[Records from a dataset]
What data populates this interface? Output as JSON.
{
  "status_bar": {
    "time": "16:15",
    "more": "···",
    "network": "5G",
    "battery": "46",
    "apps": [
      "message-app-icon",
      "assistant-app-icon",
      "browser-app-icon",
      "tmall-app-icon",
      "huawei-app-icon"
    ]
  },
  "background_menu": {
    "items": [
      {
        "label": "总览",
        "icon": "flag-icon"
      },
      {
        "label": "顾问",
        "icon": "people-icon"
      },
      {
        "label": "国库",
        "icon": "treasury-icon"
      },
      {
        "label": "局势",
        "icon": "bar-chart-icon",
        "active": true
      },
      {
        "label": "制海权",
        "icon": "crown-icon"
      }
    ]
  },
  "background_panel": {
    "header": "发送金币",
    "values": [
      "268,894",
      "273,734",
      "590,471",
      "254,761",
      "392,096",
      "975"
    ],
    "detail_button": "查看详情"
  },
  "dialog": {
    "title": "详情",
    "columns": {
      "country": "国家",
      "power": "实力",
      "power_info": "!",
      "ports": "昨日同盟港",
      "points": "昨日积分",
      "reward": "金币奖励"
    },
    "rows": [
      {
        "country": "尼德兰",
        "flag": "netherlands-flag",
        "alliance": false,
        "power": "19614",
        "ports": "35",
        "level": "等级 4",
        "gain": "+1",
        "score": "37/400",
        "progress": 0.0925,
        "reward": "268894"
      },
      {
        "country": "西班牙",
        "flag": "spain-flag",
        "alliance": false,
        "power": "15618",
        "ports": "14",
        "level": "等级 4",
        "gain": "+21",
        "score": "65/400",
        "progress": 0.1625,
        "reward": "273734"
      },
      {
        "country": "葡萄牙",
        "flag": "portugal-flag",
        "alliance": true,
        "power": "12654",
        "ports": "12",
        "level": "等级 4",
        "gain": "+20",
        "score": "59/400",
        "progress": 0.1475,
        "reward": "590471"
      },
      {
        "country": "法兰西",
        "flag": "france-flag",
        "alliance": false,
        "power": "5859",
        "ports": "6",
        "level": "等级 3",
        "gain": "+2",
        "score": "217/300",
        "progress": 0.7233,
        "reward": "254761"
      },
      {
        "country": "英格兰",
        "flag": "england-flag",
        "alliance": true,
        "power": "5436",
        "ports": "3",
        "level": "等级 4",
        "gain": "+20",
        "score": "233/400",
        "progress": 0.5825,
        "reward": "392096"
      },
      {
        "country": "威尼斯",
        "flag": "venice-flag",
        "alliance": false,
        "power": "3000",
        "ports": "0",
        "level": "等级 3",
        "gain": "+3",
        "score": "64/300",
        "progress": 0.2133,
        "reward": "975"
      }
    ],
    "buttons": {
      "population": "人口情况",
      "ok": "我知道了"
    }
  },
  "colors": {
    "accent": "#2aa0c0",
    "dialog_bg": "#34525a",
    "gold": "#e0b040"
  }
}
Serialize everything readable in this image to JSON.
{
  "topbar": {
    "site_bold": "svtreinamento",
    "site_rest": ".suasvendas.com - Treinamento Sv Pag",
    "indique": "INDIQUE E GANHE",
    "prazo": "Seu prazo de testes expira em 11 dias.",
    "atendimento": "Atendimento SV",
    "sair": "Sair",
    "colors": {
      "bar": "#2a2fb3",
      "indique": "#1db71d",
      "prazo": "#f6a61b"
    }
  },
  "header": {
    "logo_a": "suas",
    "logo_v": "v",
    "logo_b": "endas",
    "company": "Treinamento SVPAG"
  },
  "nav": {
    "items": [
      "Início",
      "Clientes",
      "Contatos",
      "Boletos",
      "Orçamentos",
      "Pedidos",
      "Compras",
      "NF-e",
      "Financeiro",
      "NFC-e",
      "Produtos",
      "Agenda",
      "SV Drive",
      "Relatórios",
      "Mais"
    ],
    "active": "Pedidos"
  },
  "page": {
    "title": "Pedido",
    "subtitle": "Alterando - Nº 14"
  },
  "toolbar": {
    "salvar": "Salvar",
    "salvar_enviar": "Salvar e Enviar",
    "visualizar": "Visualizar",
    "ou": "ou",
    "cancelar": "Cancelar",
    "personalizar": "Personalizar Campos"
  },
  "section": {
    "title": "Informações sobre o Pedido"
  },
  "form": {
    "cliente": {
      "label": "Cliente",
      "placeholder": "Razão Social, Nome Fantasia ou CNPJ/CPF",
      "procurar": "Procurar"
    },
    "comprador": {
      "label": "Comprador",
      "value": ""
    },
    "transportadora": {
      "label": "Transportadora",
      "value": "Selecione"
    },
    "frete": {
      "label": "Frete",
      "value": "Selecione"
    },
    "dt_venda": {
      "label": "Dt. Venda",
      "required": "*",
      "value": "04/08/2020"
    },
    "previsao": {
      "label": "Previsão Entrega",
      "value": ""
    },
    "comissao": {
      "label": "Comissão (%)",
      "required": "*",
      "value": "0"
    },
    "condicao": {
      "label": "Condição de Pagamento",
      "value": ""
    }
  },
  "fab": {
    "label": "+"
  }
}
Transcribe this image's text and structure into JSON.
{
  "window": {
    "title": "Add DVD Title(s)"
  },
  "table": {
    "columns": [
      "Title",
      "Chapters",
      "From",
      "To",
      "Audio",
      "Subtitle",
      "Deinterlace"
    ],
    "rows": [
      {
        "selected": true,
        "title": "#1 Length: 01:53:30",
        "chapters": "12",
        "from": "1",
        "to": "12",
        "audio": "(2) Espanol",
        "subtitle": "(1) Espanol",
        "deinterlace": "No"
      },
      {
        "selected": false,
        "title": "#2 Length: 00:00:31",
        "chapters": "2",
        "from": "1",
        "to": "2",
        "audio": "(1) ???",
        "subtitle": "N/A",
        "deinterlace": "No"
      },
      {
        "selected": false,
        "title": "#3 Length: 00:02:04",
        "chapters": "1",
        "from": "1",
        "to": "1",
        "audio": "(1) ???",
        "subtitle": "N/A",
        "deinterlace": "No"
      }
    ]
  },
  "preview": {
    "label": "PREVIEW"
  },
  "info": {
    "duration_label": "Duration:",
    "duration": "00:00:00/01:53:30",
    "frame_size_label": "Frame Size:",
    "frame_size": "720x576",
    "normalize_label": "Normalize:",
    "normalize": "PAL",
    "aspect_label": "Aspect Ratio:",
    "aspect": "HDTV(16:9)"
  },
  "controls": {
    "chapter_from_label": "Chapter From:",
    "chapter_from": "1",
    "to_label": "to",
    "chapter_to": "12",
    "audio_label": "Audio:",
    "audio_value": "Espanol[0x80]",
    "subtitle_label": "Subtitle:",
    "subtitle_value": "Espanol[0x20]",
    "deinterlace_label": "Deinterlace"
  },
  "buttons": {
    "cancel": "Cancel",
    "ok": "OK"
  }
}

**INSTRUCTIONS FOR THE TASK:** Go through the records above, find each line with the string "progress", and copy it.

**REPLY TO THE TASK:**
        "progress": 0.0925,
        "progress": 0.1625,
        "progress": 0.1475,
        "progress": 0.7233,
        "progress": 0.5825,
        "progress": 0.2133,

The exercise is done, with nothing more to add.